The U.S. government has removed two clauses from the National Defense Authorization Act (NDAA) that addressed concerns about cryptocurrency being used for money laundering.
The NDAA, governing how the country’s defense department uses federal funds, saw the removal of two clauses focused on monitoring and reporting crypto activities to combat illegal actions.
The first clause required the U.S. Secretary of the Treasury to work with banks and government regulators to create a thorough review system for crypto in financial institutions. The second clause aimed to prevent confidential crypto transactions, particularly using crypto mixers and tumblers. This involved generating a report detailing the extent of crypto activity connected to groups facing sanctions and discussing the regulations of other countries.
On July 28, Cointelegraph said that the U.S. Senate approved the NDAA worth $886 billion. The changes in crypto were inspired by the Digital Asset Anti-Money Laundering Act and the Responsible Financial Innovation Act of 2022. A group of senators suggested the NDAA changes, including Cynthia Lummis, Elizabeth Warren, Kirsten Gillibrand, and Roger Marshall. These changes aim to prevent another incident of financial scandal like what happened with FTX.
Lately, the U.S. government has been thinking about issues with illegal money activities and supporting terrorism using crypto. On November 15, the Financial Services Committee of the U.S. House of Representatives had a meeting to talk about illegal activities in the crypto world.
They also looked at how crypto exchanges and decentralized finance providers are working to stop illegal money activities and support terrorism.
Reintroduction of crypto anti-money laundering bill
Previously, two U.S. senators, Elizabeth Warren and Roger Marshall, reintroduced the ‘Digital Asset Anti-Money Laundering Act of 2023’ after a delay.
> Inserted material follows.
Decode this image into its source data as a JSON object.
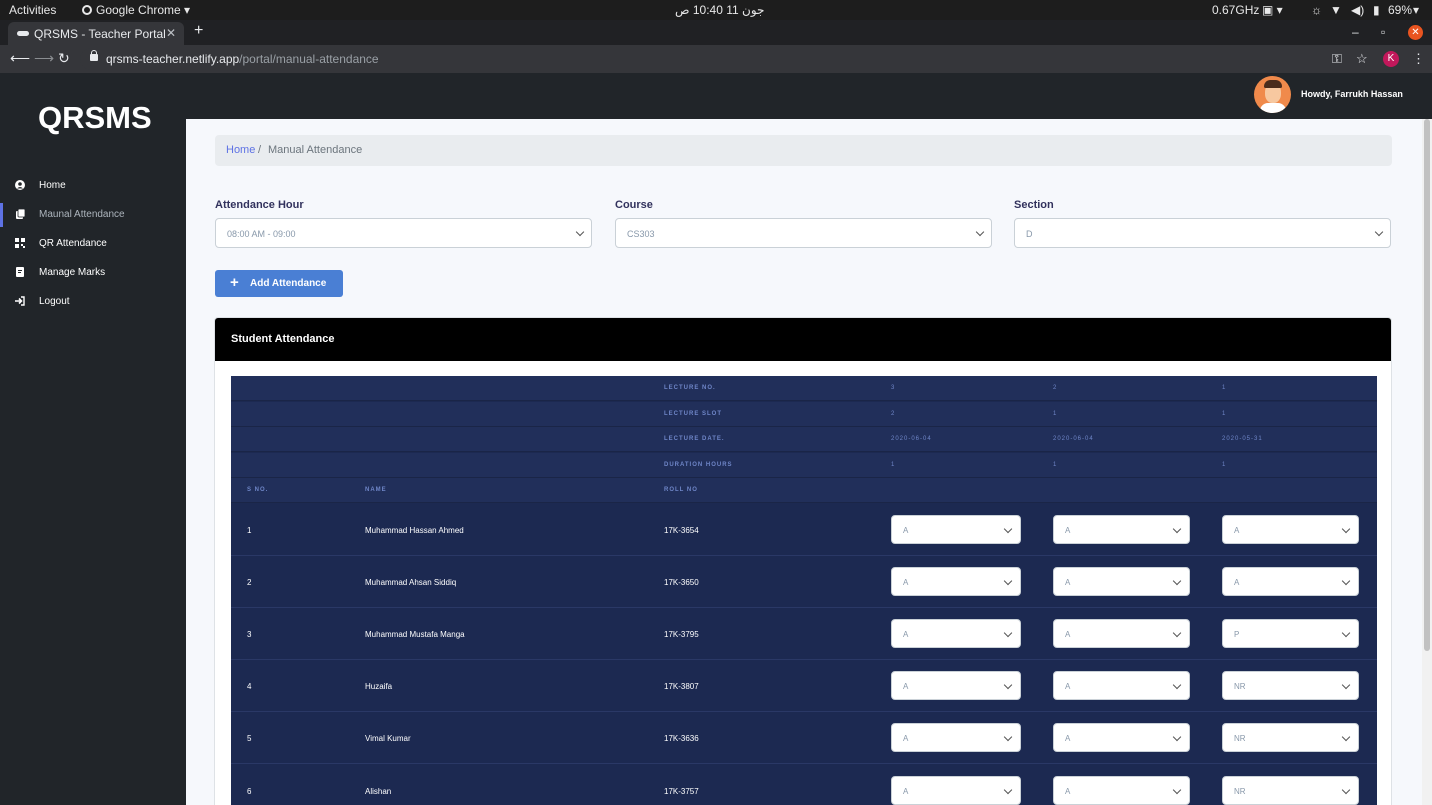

They were joined by Joe Manchin and Lindsey Graham as supporters, focusing more on industry players like miners and validators. If the law passes, everyone involved in cryptocurrency must report transactions over $10,000.
The senators, who have consistently pushed for stricter industry regulations, reintroduced their anti-money laundering bill. This reintroduction follows their initial proposal in December, which aimed to make U.S. cryptocurrency businesses follow the same customer identification rules as banks to prevent money laundering.
However, the Chamber of Digital Commerce opposed the bill, saying it might slow down innovation in digital assets in the U.S. because it puts extra responsibilities on industry participants.
“For example, digital asset validators and miners do not typically engage in activities that qualify them as financial institutions under the Financial Crimes Enforcement Network’s (FinCEN) definition,” said the Chamber of Digital Commerce in a statement.
The statement explained that FinCEN’s regulations are intended for entities involved in traditional financial activities like accepting deposits, issuing loans, or engaging in various forms of lending or financial intermediation. It emphasized that digital asset validators and miners typically focus on the technical operation of blockchain networks and do not offer financial services to customers.
The statement also highlighted concerns that registering as a financial institution would place a substantial compliance cost burden on the digital asset industry. This could lead to firms leaving the U.S., resulting in a loss of skilled developers and technical experts.
Additionally, it pointed out regulatory developments in other parts of Asia, noting that Japan implemented anti-money laundering rules for cryptocurrency transactions earlier in the year.
South Korea adopted the FATF’s travel rule last year. In March of this year, India took a significant step toward regulating the cryptocurrency industry by expanding the Prevention of Money Laundering Act to cover digital assets.